In 2018 Mr Furgal ran for governor of Khabarovsk region, but was widely seen as a technical candidate, with little chance – or even desire – to win. Due to a massive protest vote against Moscow, Mr Furgal trounced the Kremlin’s candidate. As governor he became a charismatic, tough-talking and popular politician. Many here tell me he is more popular in the region than President Putin.
“The Kremlin are making sociological polls all the time, watching what is going on with the popularity of regional officials and of Vladimir Putin,” political analyst Nikolai Petrov explains. “And in the event of regional leaders becoming more popular they are undertaking certain moves.”
The Kremlin denies that Mr Furgal’s downfall is politically-motivated. When President Putin’s point man in the region Yuri Trutnev visited Khabarovsk earlier this week, he told journalists: “Law enforcers would never have detained a sitting governor if they didn’t have a 100% cast-iron reason for doing so.”
People in Khabarovsk are not convinced. Last Saturday, the city witnessed the largest display of discontent here in modern times: up to 30,000 people took to the streets to condemn Mr Furgal’s arrest and to demand their governor be returned to Khabarovsk for a fair trial on home soil.
“We just try to show Moscow that he is our man, and that he has to be here,” another protester, Viktoria, tells me. “Even if he committed a crime, which we don’t believe, he has to be here.”
The protests enjoy widespread support in Khabarovsk. But I found one man who opposes them: the city’s mayor, Sergei Kravchuk, from the Kremlin’s party, United Russia.
“I’m against the protests because they’re illegal,” Mr Kravchuk tells me. “Also, today we had 85 new cases of coronavirus in the city. And where do you find coronavirus? In large crowds.”
“Do you believe a trial should be held here in Khabarovsk?” I ask the mayor.
“What do you think?” Mr Kravchuk asks me back.
“I’m the journalist. You’re the mayor, I’m asking you.”
“But imagine you’re the mayor and I’m the journalist.”
“But I’m not the mayor!” I respond.
“The trial will happen in the place it should happen.” Mr Kravchuk replies.
Unsanctioned protests in Russia are normally viewed by those in power here as illegal and broken up.
What is interesting about Khabarovsk is that, so far, police have been keeping their distance – a sign, perhaps, that the authorities understand the strength of feeling and wish to avoid sparking more anger.

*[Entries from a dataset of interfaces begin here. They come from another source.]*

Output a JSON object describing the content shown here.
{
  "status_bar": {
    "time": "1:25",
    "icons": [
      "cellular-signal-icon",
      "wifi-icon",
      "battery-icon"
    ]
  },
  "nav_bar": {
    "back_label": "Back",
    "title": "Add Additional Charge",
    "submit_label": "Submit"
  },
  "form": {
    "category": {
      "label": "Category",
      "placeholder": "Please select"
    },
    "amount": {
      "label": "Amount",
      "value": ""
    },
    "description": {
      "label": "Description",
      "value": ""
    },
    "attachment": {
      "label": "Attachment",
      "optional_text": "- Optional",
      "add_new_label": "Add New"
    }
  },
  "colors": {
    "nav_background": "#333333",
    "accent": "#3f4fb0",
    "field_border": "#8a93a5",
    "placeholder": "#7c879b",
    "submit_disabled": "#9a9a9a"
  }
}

Away from the protests, on Khabarovsk beach, the scene is more peaceful. Families are out sunbathing and swimming in the Amur River. But when I mention the governor’s arrest and the Kremlin, a big cloud comes over the conversation.
“I back the protests,” says Viktor, a fisherman. “The authorities in Moscow don’t give us anything. They steal it all for themselves.”
“We have a saying,” a woman called Natalia says. “God and Moscow are far away. Moscow won’t help us, we have to help ourselves.”
The arrest of their governor is fuelling resentment of their capital, seven time zones to the west: a world away from here.